[[ Task input open ]]

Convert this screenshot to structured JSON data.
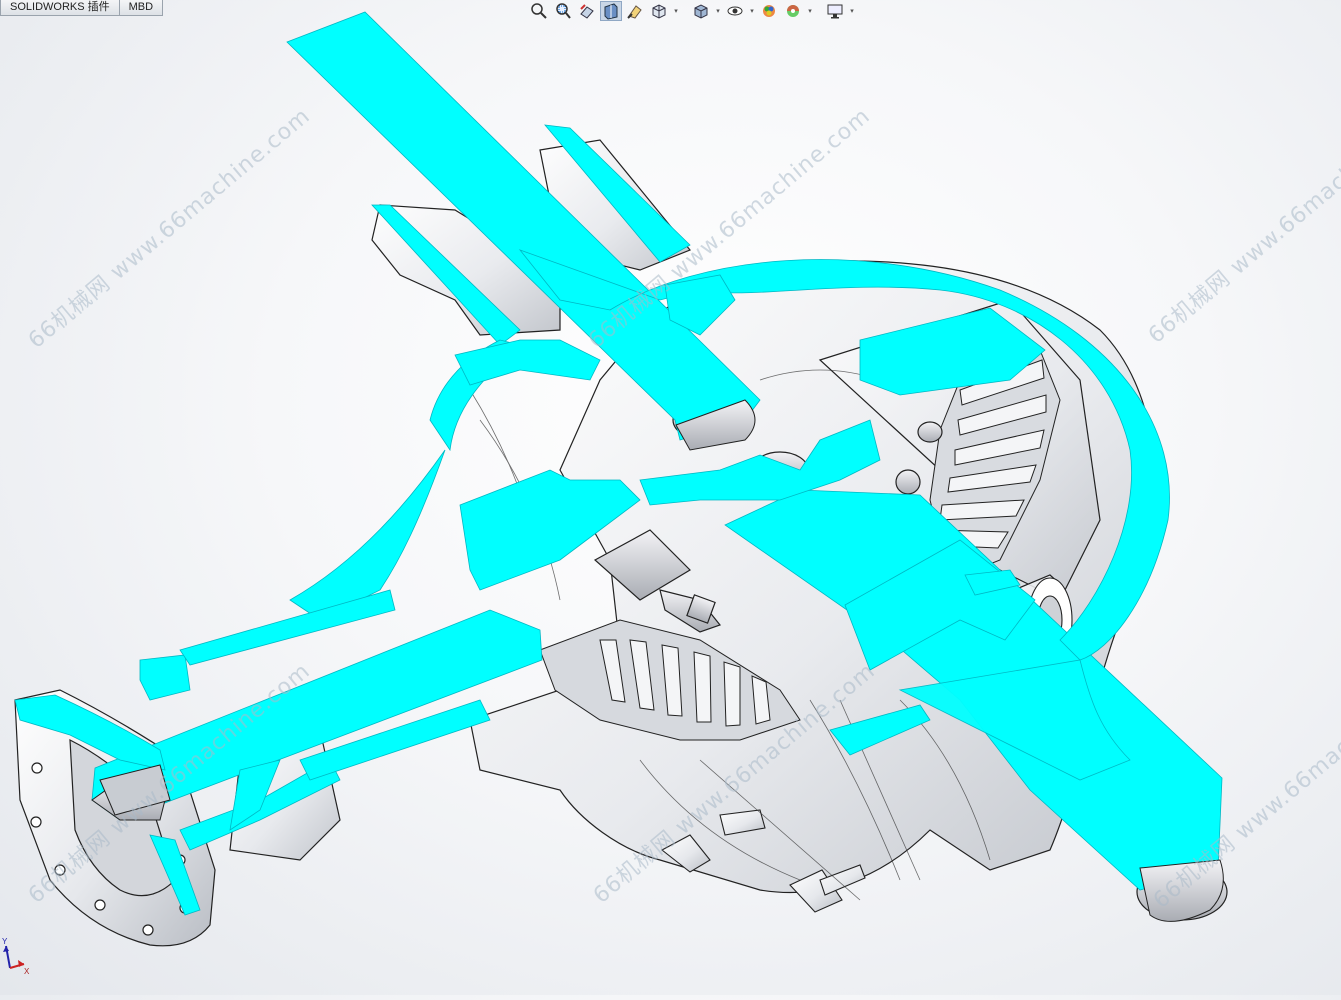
{
  "tabs": [
    {
      "label": "SOLIDWORKS 插件"
    },
    {
      "label": "MBD"
    }
  ],
  "heads_up_toolbar": [
    {
      "icon": "zoom-to-fit-icon",
      "dropdown": false
    },
    {
      "icon": "zoom-to-area-icon",
      "dropdown": false
    },
    {
      "icon": "previous-view-icon",
      "dropdown": false
    },
    {
      "icon": "section-view-icon",
      "dropdown": false,
      "active": true
    },
    {
      "icon": "dynamic-annotation-view-icon",
      "dropdown": false
    },
    {
      "icon": "view-orientation-icon",
      "dropdown": true
    },
    {
      "icon": "display-style-icon",
      "dropdown": true
    },
    {
      "icon": "hide-show-items-icon",
      "dropdown": true
    },
    {
      "icon": "edit-appearance-icon",
      "dropdown": false
    },
    {
      "icon": "apply-scene-icon",
      "dropdown": true
    },
    {
      "icon": "view-settings-icon",
      "dropdown": true
    }
  ],
  "watermark_text": "66机械网 www.66machine.com",
  "triad": {
    "x_label": "X",
    "y_label": "Y"
  },
  "colors": {
    "section_fill": "#00ffff",
    "part_body": "#eceef2",
    "edge": "#1a1a1a",
    "background_center": "#ffffff",
    "background_edge": "#e4e7ec"
  }
}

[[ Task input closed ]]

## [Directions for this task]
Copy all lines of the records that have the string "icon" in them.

## [Task result]
      "icon": "zoom-to-fit-icon",
      "icon": "zoom-to-area-icon",
      "icon": "previous-view-icon",
      "icon": "section-view-icon",
      "icon": "dynamic-annotation-view-icon",
      "icon": "view-orientation-icon",
      "icon": "display-style-icon",
      "icon": "hide-show-items-icon",
      "icon": "edit-appearance-icon",
      "icon": "apply-scene-icon",
      "icon": "view-settings-icon",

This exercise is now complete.